Considering the entries that follow, report how many lines include the string "JSON", giving the number alone.
BEGIN RECORDS SHOWN
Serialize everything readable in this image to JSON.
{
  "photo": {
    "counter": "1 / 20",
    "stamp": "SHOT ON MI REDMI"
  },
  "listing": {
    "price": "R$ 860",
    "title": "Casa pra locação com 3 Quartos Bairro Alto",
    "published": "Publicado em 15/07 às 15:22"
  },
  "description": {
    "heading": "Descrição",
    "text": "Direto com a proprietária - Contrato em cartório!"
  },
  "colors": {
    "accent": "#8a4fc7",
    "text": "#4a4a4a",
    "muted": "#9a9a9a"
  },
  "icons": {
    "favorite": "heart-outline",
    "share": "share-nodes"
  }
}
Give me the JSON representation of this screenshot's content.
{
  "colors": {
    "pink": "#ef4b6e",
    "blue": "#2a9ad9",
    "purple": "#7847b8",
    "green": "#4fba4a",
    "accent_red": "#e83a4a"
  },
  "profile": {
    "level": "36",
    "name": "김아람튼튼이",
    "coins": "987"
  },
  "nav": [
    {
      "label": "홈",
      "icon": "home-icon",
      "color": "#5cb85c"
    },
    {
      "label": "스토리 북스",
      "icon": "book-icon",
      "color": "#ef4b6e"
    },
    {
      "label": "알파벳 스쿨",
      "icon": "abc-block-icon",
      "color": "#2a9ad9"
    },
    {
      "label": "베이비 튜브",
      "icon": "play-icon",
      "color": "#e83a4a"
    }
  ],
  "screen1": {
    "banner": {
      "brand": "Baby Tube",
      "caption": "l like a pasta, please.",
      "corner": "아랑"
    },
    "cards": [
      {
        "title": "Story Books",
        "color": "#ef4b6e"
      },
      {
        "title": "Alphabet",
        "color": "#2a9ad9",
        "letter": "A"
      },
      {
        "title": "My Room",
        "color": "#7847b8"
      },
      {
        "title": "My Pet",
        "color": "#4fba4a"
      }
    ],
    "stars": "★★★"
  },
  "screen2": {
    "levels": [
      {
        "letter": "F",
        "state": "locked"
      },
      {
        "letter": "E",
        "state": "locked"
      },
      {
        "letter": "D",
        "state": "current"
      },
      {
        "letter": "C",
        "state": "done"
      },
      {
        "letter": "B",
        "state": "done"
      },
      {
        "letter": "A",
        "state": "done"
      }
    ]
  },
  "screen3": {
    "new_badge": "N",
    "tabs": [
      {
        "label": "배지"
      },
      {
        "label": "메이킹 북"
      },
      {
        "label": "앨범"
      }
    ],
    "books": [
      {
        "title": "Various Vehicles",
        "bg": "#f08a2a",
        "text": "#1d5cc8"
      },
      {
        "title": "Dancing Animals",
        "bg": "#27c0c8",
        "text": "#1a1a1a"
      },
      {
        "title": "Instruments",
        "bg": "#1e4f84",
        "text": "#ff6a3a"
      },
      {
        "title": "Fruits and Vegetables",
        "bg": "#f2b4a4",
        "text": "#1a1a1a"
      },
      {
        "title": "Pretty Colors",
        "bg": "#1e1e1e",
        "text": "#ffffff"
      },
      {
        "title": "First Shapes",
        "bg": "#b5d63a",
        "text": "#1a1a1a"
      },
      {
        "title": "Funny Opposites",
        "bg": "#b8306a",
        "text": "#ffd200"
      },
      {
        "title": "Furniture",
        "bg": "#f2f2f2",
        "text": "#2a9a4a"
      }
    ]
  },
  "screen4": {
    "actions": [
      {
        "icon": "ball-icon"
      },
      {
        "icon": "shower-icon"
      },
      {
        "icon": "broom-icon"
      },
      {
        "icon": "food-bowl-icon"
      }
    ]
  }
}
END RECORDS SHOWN
• _COMPLETED EXERCISE_: 2